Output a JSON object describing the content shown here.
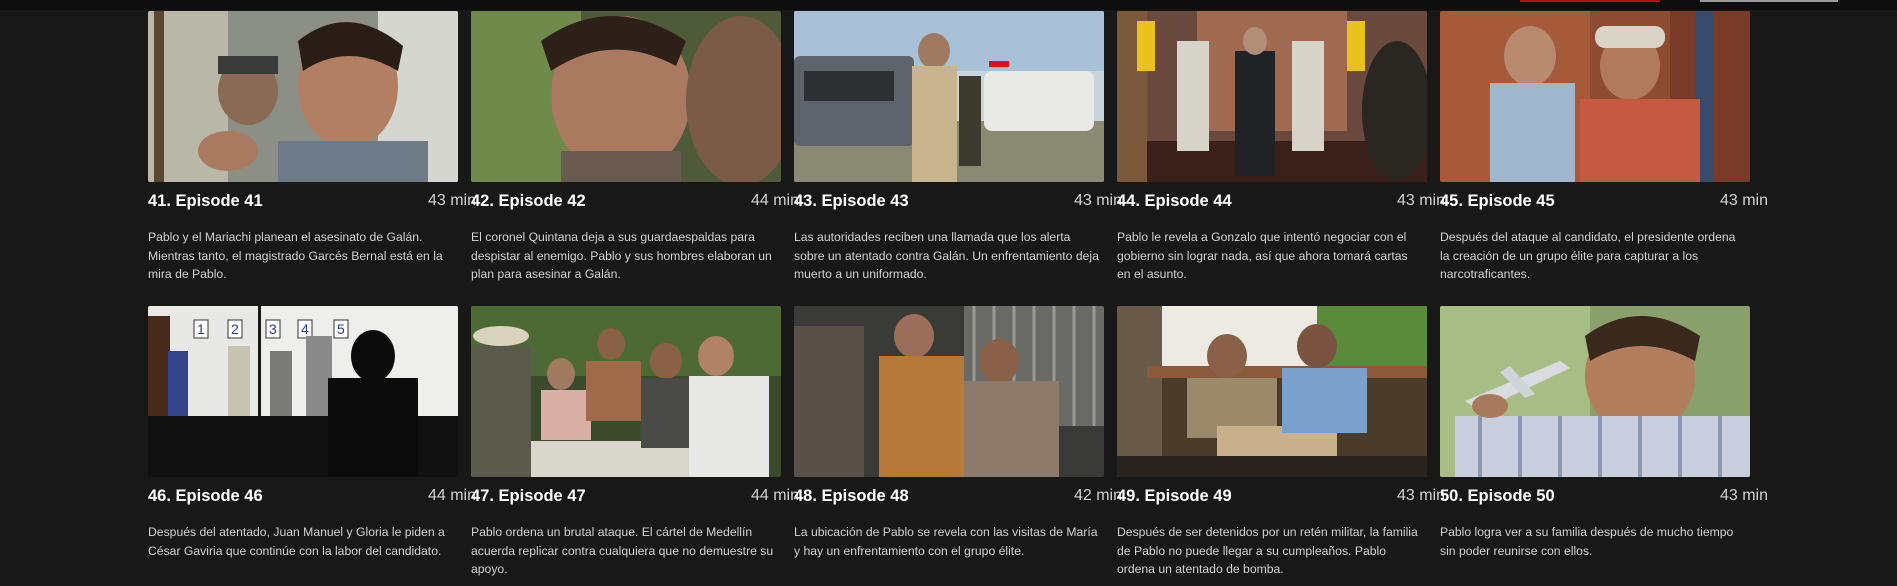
{
  "episodes": [
    {
      "number": "41.",
      "title": "Episode 41",
      "duration": "43 min",
      "description": "Pablo y el Mariachi planean el asesinato de Galán. Mientras tanto, el magistrado Garcés Bernal está en la mira de Pablo."
    },
    {
      "number": "42.",
      "title": "Episode 42",
      "duration": "44 min",
      "description": "El coronel Quintana deja a sus guardaespaldas para despistar al enemigo. Pablo y sus hombres elaboran un plan para asesinar a Galán."
    },
    {
      "number": "43.",
      "title": "Episode 43",
      "duration": "43 min",
      "description": "Las autoridades reciben una llamada que los alerta sobre un atentado contra Galán. Un enfrentamiento deja muerto a un uniformado."
    },
    {
      "number": "44.",
      "title": "Episode 44",
      "duration": "43 min",
      "description": "Pablo le revela a Gonzalo que intentó negociar con el gobierno sin lograr nada, así que ahora tomará cartas en el asunto."
    },
    {
      "number": "45.",
      "title": "Episode 45",
      "duration": "43 min",
      "description": "Después del ataque al candidato, el presidente ordena la creación de un grupo élite para capturar a los narcotraficantes."
    },
    {
      "number": "46.",
      "title": "Episode 46",
      "duration": "44 min",
      "description": "Después del atentado, Juan Manuel y Gloria le piden a César Gaviria que continúe con la labor del candidato."
    },
    {
      "number": "47.",
      "title": "Episode 47",
      "duration": "44 min",
      "description": "Pablo ordena un brutal ataque. El cártel de Medellín acuerda replicar contra cualquiera que no demuestre su apoyo."
    },
    {
      "number": "48.",
      "title": "Episode 48",
      "duration": "42 min",
      "description": "La ubicación de Pablo se revela con las visitas de María y hay un enfrentamiento con el grupo élite."
    },
    {
      "number": "49.",
      "title": "Episode 49",
      "duration": "43 min",
      "description": "Después de ser detenidos por un retén militar, la familia de Pablo no puede llegar a su cumpleaños. Pablo ordena un atentado de bomba."
    },
    {
      "number": "50.",
      "title": "Episode 50",
      "duration": "43 min",
      "description": "Pablo logra ver a su familia después de mucho tiempo sin poder reunirse con ellos."
    }
  ],
  "lineup_numbers": [
    "1",
    "2",
    "3",
    "4",
    "5"
  ]
}
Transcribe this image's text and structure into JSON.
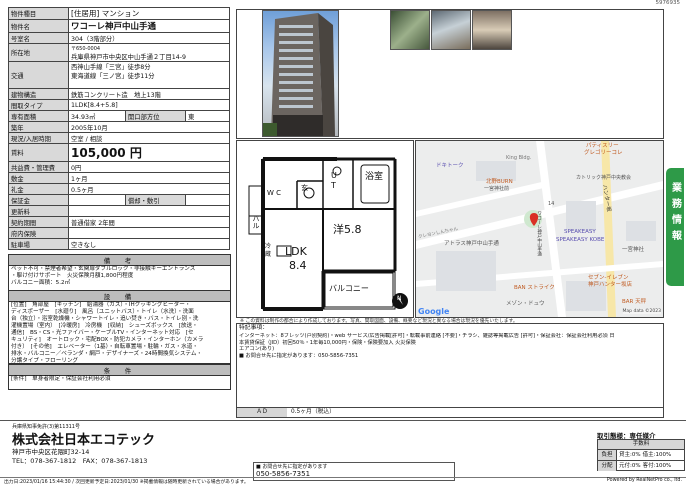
{
  "doc_id": "5976935",
  "spec": {
    "type_label": "物件種目",
    "type_value": "[住居用] マンション",
    "name_label": "物件名",
    "name_value": "ワコーレ神戸中山手通",
    "room_label": "号室名",
    "room_value": "304（3階部分）",
    "addr_label": "所在地",
    "addr_zip": "〒650-0004",
    "addr_value": "兵庫県神戸市中央区中山手通２丁目14-9",
    "traffic_label": "交通",
    "traffic_1": "西神山手線「三宮」徒歩8分",
    "traffic_2": "東海道線「三ノ宮」徒歩11分",
    "struct_label": "建物構造",
    "struct_value": "鉄筋コンクリート造　地上13階",
    "layout_label": "間取タイプ",
    "layout_value": "1LDK[8.4+5.8]",
    "area_label": "専有面積",
    "area_value": "34.93㎡",
    "dir_label": "開口部方位",
    "dir_value": "東",
    "built_label": "築年",
    "built_value": "2005年10月",
    "status_label": "現況/入居時期",
    "status_value": "空室 / 相談",
    "rent_label": "賃料",
    "rent_value": "105,000 円",
    "fee_label": "共益費・管理費",
    "fee_value": "0円",
    "deposit_label": "敷金",
    "deposit_value": "1ヶ月",
    "key_label": "礼金",
    "key_value": "0.5ヶ月",
    "guarantee_label": "保証金",
    "amort_label": "償却・敷引",
    "renew_label": "更新料",
    "contract_label": "契約期間",
    "contract_value": "普通借家 2年間",
    "insurance_label": "府内保険",
    "parking_label": "駐車場",
    "parking_value": "空きなし"
  },
  "remarks": {
    "title": "備　考",
    "line1": "ペット不可・禁煙者希望・玄関扉ダブルロック・非接触キーエントランス",
    "line2": "・駆け付けサポート　火災保険月額1,800円程度",
    "line3": "バルコニー面積：5.2㎡"
  },
  "facilities": {
    "title": "設　備",
    "lines": [
      "[位置]　角部屋　[キッチン]　給湯器（ガス）・IHクッキングヒーター・",
      "ディスポーザー　[水廻り]　風呂（ユニットバス）・トイレ（水洗）・洗面",
      "台（独立）・浴室乾燥機・シャワートイレ・追い焚き・バス・トイレ別・洗",
      "濯機置場（室内）　[冷暖房]　冷房機　[収納]　シューズボックス　[放送・",
      "通信]　BS・CS・光ファイバー・ケーブルTV・インターネット対応　[セ",
      "キュリティ]　オートロック・宅配BOX・防犯カメラ・インターホン（カメラ",
      "付き）　[その他]　エレベーター（1基）・自転車置場・駐輪・ガス・水道・",
      "排水・バルコニー／ベランダ・網戸・デザイナーズ・24時間換気システム・",
      "分譲タイプ・フローリング"
    ]
  },
  "conditions": {
    "title": "条　件",
    "line": "[条件]　単身者限定・保証会社利用必須"
  },
  "floorplan": {
    "ldk_label": "LDK",
    "ldk_size": "8.4",
    "western_label": "洋",
    "western_size": "5.8",
    "balcony_left": "バル",
    "balcony_bottom": "バルコニー",
    "wc_label": "W C",
    "genkan": "玄",
    "ut_u": "U",
    "ut_t": "T",
    "bath_label": "浴室",
    "fridge": "冷",
    "kura": "蔵",
    "compass": "N"
  },
  "map": {
    "labels": {
      "king": "King Bldg.",
      "dokito": "ドキトーク",
      "hokuto": "北野BURN",
      "ichinomiya": "一宮神社前",
      "crayon": "クレヨンしんちゃん",
      "patisserie": "パティスリー",
      "gregory": "グレゴリーコレ",
      "catholic": "カトリック神戸中央教会",
      "wacore": "ワコーレ神戸中山手通",
      "hunter": "ハンター坂",
      "athra": "アトラス神戸中山手通",
      "speakeasy1": "SPEAKEASY",
      "speakeasy2": "SPEAKEASY KOBE",
      "ichinomiya2": "一宮神社",
      "ban": "BAN ストライク",
      "seven1": "セブン-イレブン",
      "seven2": "神戸ハンター坂店",
      "bar": "BAR 天秤",
      "maison": "メゾン・ドュウ",
      "google": "Google",
      "copyright": "Map data ©2023",
      "num": "14"
    },
    "note": "※ この資料は制作の都合により作成しております。写真、間取図面、設備、概要など現況と異なる場合は現況を優先いたします。"
  },
  "special": {
    "title": "特記事項：",
    "line1": "インターネット：8フレッツ(戸別契約)・web サービス/広告掲載[許可]・転載事前連絡 [不要]・チラシ、雑誌等掲載広告 [許可]・保証会社：保証会社利用必須 日",
    "line2": "本賃貸保証（JID）初回50％・1年毎10,000円・保険・保険要加入 火災保険",
    "line3": "エアコン(あり)",
    "line4": "■ お問合せ先に指定があります：050-5856-7351"
  },
  "ad": {
    "label": "ＡＤ",
    "value": "0.5ヶ月（税込）"
  },
  "side_tab": "業務情報",
  "company": {
    "license": "兵庫県知事免許(3)第11311号",
    "name": "株式会社日本エコテック",
    "address": "神戸市中央区花隈町32-14",
    "tel": "TEL：078-367-1812",
    "fax": "FAX：078-367-1813"
  },
  "contact": {
    "label": "■ お問合せ先に指定があります",
    "number": "050-5856-7351"
  },
  "torihiki": {
    "title": "取引態様：専任媒介",
    "fee_label": "手数料",
    "row1_label": "負担",
    "row1_value": "貸主:0%",
    "row1_right": "借主:100%",
    "row2_label": "分配",
    "row2_value": "元付:0%",
    "row2_right": "客付:100%"
  },
  "footer": {
    "left": "出力日:2023/01/16 15:44:30 / 次回更新予定日:2023/01/30 ※掲載情報は随時更新されている場合があります。",
    "right": "Powered by RealNetPro co., ltd."
  },
  "colors": {
    "label_bg": "#d9d9d9",
    "tab_green": "#2e9a48",
    "pin_red": "#d93025"
  }
}
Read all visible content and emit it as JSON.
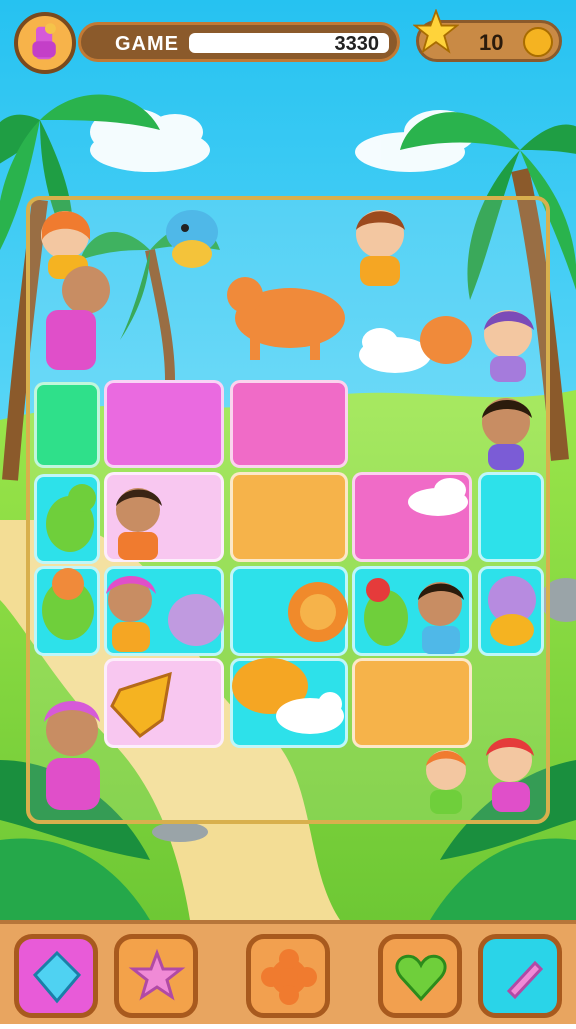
{
  "hud": {
    "score_label": "GAME",
    "score_value": "3330",
    "coins": "10"
  },
  "colors": {
    "sky": "#2bc7f2",
    "grass": "#8fd33f",
    "sand": "#f0d58a",
    "board_frame": "#d8b04d",
    "tile_green": "#2fe08a",
    "tile_magenta": "#ea6ae0",
    "tile_pink": "#f06bc7",
    "tile_light_pink": "#f8c7f0",
    "tile_orange": "#f6b34a",
    "tile_cyan": "#2de1ea"
  },
  "board": {
    "tiles": [
      {
        "color": "tile_green",
        "content": ""
      },
      {
        "color": "tile_magenta",
        "content": ""
      },
      {
        "color": "tile_pink",
        "content": ""
      },
      {
        "color": "tile_light_pink",
        "content": "kid-waving"
      },
      {
        "color": "tile_orange",
        "content": ""
      },
      {
        "color": "tile_pink",
        "content": "cloud"
      },
      {
        "color": "tile_cyan",
        "content": ""
      },
      {
        "color": "tile_cyan",
        "content": "green-dino"
      },
      {
        "color": "tile_light_pink",
        "content": "kid-turban"
      },
      {
        "color": "tile_cyan",
        "content": "lion"
      },
      {
        "color": "tile_cyan",
        "content": "kid-boy"
      },
      {
        "color": "tile_light_pink",
        "content": "bow"
      },
      {
        "color": "tile_cyan",
        "content": "dog-cloud"
      },
      {
        "color": "tile_orange",
        "content": ""
      }
    ]
  },
  "powerups": [
    {
      "name": "gem-icon",
      "color": "#e85bd8"
    },
    {
      "name": "star-icon",
      "color": "#f3a24a"
    },
    {
      "name": "flower-icon",
      "color": "#f2a04f"
    },
    {
      "name": "heart-icon",
      "color": "#f2a04f"
    },
    {
      "name": "crystal-icon",
      "color": "#2ad4e8"
    }
  ]
}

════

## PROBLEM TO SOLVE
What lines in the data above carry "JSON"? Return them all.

## ANSWER SECTION
Output a JSON object describing the content shown here.
Transcribe this image's text and structure into JSON.
Read all visible content and emit it as JSON.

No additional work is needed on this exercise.